[DIRECTIONS]
Here are some records; quote them exactly, leaving out the pictures.

[MATERIAL SUPPLIED]
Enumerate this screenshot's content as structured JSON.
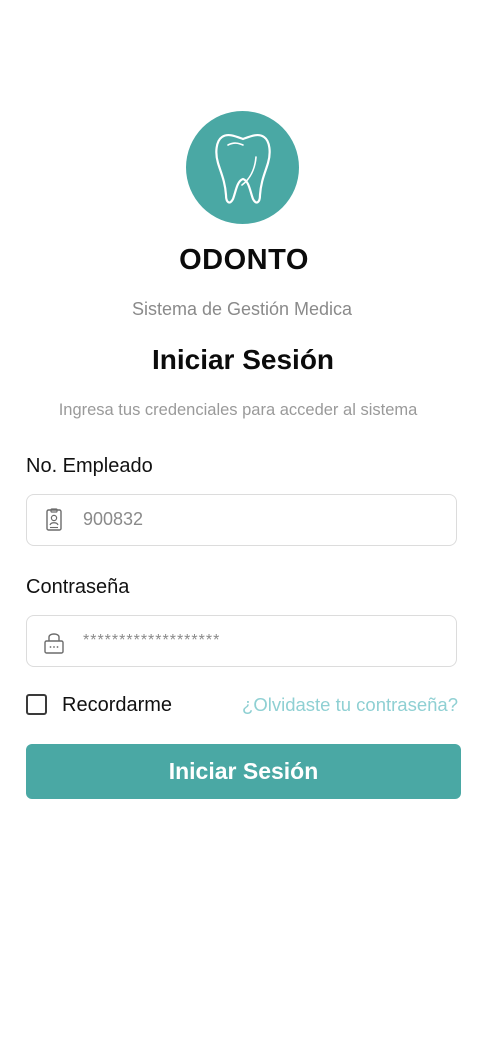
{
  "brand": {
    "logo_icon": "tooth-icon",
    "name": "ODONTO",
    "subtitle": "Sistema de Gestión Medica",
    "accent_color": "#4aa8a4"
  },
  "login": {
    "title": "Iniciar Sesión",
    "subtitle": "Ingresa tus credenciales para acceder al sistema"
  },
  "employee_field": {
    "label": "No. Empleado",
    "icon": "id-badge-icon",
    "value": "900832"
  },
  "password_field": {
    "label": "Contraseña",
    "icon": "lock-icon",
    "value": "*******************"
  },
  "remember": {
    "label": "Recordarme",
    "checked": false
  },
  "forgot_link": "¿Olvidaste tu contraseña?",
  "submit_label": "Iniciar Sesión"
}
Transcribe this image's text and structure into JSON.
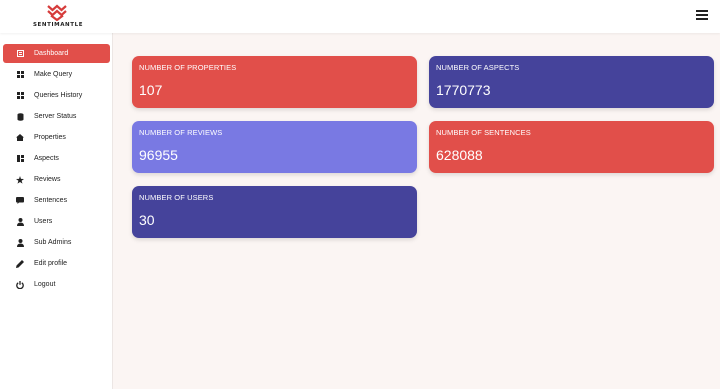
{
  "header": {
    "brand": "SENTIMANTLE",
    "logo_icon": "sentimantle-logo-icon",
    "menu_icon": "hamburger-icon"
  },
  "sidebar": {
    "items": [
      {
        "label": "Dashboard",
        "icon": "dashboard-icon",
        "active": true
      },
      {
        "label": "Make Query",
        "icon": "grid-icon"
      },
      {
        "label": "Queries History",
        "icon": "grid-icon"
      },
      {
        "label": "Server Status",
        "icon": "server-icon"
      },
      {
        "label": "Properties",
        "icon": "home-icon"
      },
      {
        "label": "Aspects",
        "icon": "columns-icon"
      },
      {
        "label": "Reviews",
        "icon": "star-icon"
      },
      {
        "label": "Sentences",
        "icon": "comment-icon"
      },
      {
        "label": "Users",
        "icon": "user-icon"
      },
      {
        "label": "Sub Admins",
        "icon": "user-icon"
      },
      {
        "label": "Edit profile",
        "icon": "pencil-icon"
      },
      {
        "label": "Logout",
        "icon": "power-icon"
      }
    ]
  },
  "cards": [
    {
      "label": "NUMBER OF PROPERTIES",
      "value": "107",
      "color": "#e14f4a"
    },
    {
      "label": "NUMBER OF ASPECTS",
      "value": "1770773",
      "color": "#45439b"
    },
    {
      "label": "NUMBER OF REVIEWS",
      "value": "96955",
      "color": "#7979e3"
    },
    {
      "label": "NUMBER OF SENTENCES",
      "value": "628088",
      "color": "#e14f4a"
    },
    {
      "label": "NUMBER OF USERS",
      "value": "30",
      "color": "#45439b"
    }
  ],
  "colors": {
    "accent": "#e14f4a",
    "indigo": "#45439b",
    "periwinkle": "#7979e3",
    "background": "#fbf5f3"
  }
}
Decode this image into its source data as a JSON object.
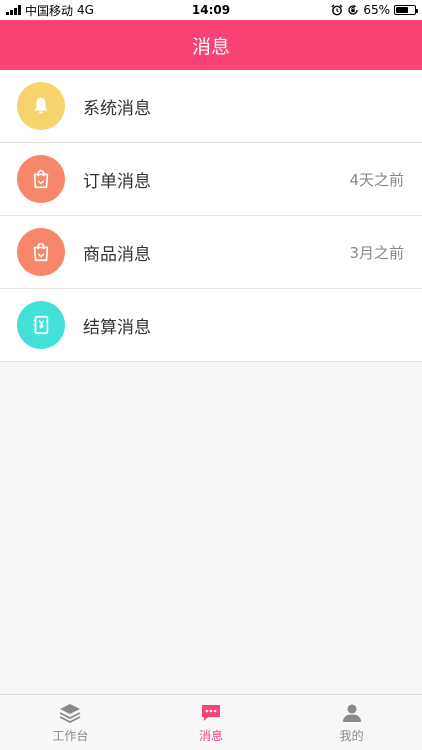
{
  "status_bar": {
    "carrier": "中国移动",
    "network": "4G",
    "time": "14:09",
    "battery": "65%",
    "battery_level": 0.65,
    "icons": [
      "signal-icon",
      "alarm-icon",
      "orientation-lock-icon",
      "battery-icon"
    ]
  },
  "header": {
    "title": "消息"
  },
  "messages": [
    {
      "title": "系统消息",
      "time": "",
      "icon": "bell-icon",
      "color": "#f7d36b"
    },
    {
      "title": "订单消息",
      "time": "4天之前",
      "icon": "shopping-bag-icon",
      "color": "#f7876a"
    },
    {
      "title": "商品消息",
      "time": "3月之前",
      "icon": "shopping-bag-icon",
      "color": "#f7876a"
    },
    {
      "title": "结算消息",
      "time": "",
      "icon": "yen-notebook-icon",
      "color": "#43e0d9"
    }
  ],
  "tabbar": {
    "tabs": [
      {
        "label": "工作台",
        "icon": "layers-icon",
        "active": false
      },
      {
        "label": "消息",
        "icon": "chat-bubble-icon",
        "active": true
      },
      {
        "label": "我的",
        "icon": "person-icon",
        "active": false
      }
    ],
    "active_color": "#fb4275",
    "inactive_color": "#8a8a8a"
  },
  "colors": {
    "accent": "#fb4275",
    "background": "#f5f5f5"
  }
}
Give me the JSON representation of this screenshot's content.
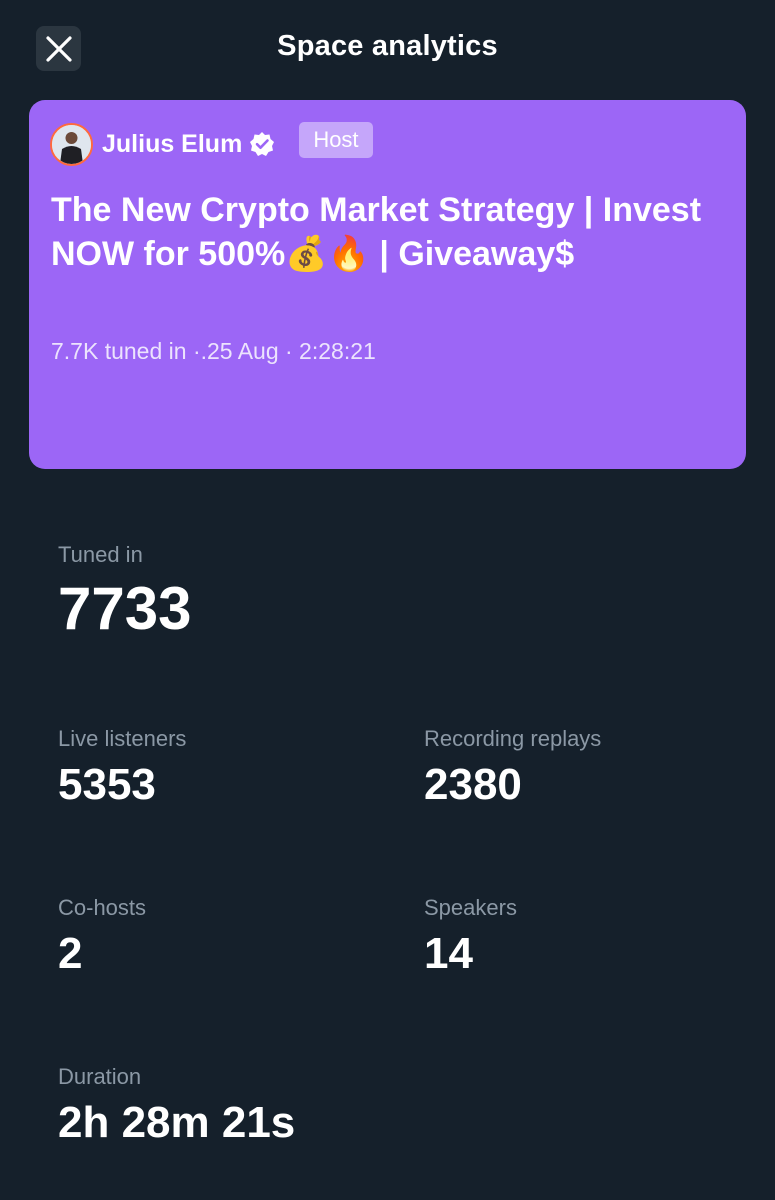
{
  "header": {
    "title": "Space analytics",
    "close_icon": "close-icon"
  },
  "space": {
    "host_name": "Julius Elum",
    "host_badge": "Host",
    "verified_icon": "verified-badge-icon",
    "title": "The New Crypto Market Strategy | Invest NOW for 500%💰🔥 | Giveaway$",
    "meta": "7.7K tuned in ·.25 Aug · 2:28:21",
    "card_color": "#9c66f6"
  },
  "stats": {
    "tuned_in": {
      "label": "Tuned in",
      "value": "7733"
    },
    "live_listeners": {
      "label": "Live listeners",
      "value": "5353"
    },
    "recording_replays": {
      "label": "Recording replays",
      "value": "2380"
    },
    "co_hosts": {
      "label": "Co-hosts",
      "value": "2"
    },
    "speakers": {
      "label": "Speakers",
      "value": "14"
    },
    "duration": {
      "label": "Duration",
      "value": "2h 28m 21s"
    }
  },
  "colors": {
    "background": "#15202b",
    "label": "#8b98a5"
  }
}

[RESPONSE AREA]
Enumerate this screenshot's content as structured JSON.
{
  "brand": {
    "logo_icon": "tooth-icon",
    "name": "ODONTO",
    "subtitle": "Sistema de Gestión Medica",
    "accent_color": "#4aa8a4"
  },
  "login": {
    "title": "Iniciar Sesión",
    "subtitle": "Ingresa tus credenciales para acceder al sistema"
  },
  "employee_field": {
    "label": "No. Empleado",
    "icon": "id-badge-icon",
    "value": "900832"
  },
  "password_field": {
    "label": "Contraseña",
    "icon": "lock-icon",
    "value": "*******************"
  },
  "remember": {
    "label": "Recordarme",
    "checked": false
  },
  "forgot_link": "¿Olvidaste tu contraseña?",
  "submit_label": "Iniciar Sesión"
}
Transcribe this image's text and structure into JSON.
{
  "header": {
    "brand": "SENTIMANTLE",
    "logo_icon": "sentimantle-logo-icon",
    "menu_icon": "hamburger-icon"
  },
  "sidebar": {
    "items": [
      {
        "label": "Dashboard",
        "icon": "dashboard-icon",
        "active": true
      },
      {
        "label": "Make Query",
        "icon": "grid-icon"
      },
      {
        "label": "Queries History",
        "icon": "grid-icon"
      },
      {
        "label": "Server Status",
        "icon": "server-icon"
      },
      {
        "label": "Properties",
        "icon": "home-icon"
      },
      {
        "label": "Aspects",
        "icon": "columns-icon"
      },
      {
        "label": "Reviews",
        "icon": "star-icon"
      },
      {
        "label": "Sentences",
        "icon": "comment-icon"
      },
      {
        "label": "Users",
        "icon": "user-icon"
      },
      {
        "label": "Sub Admins",
        "icon": "user-icon"
      },
      {
        "label": "Edit profile",
        "icon": "pencil-icon"
      },
      {
        "label": "Logout",
        "icon": "power-icon"
      }
    ]
  },
  "cards": [
    {
      "label": "NUMBER OF PROPERTIES",
      "value": "107",
      "color": "#e14f4a"
    },
    {
      "label": "NUMBER OF ASPECTS",
      "value": "1770773",
      "color": "#45439b"
    },
    {
      "label": "NUMBER OF REVIEWS",
      "value": "96955",
      "color": "#7979e3"
    },
    {
      "label": "NUMBER OF SENTENCES",
      "value": "628088",
      "color": "#e14f4a"
    },
    {
      "label": "NUMBER OF USERS",
      "value": "30",
      "color": "#45439b"
    }
  ],
  "colors": {
    "accent": "#e14f4a",
    "indigo": "#45439b",
    "periwinkle": "#7979e3",
    "background": "#fbf5f3"
  }
}
Decode this image into its source data as a JSON object.
{
  "status_bar": {
    "carrier": "中国移动",
    "network": "4G",
    "time": "14:09",
    "battery": "65%",
    "battery_level": 0.65,
    "icons": [
      "signal-icon",
      "alarm-icon",
      "orientation-lock-icon",
      "battery-icon"
    ]
  },
  "header": {
    "title": "消息"
  },
  "messages": [
    {
      "title": "系统消息",
      "time": "",
      "icon": "bell-icon",
      "color": "#f7d36b"
    },
    {
      "title": "订单消息",
      "time": "4天之前",
      "icon": "shopping-bag-icon",
      "color": "#f7876a"
    },
    {
      "title": "商品消息",
      "time": "3月之前",
      "icon": "shopping-bag-icon",
      "color": "#f7876a"
    },
    {
      "title": "结算消息",
      "time": "",
      "icon": "yen-notebook-icon",
      "color": "#43e0d9"
    }
  ],
  "tabbar": {
    "tabs": [
      {
        "label": "工作台",
        "icon": "layers-icon",
        "active": false
      },
      {
        "label": "消息",
        "icon": "chat-bubble-icon",
        "active": true
      },
      {
        "label": "我的",
        "icon": "person-icon",
        "active": false
      }
    ],
    "active_color": "#fb4275",
    "inactive_color": "#8a8a8a"
  },
  "colors": {
    "accent": "#fb4275",
    "background": "#f5f5f5"
  }
}
Give me the JSON representation of this screenshot's content.
{
  "header": {
    "title": "Space analytics",
    "close_icon": "close-icon"
  },
  "space": {
    "host_name": "Julius Elum",
    "host_badge": "Host",
    "verified_icon": "verified-badge-icon",
    "title": "The New Crypto Market Strategy | Invest NOW for 500%💰🔥 | Giveaway$",
    "meta": "7.7K tuned in ·.25 Aug · 2:28:21",
    "card_color": "#9c66f6"
  },
  "stats": {
    "tuned_in": {
      "label": "Tuned in",
      "value": "7733"
    },
    "live_listeners": {
      "label": "Live listeners",
      "value": "5353"
    },
    "recording_replays": {
      "label": "Recording replays",
      "value": "2380"
    },
    "co_hosts": {
      "label": "Co-hosts",
      "value": "2"
    },
    "speakers": {
      "label": "Speakers",
      "value": "14"
    },
    "duration": {
      "label": "Duration",
      "value": "2h 28m 21s"
    }
  },
  "colors": {
    "background": "#15202b",
    "label": "#8b98a5"
  }
}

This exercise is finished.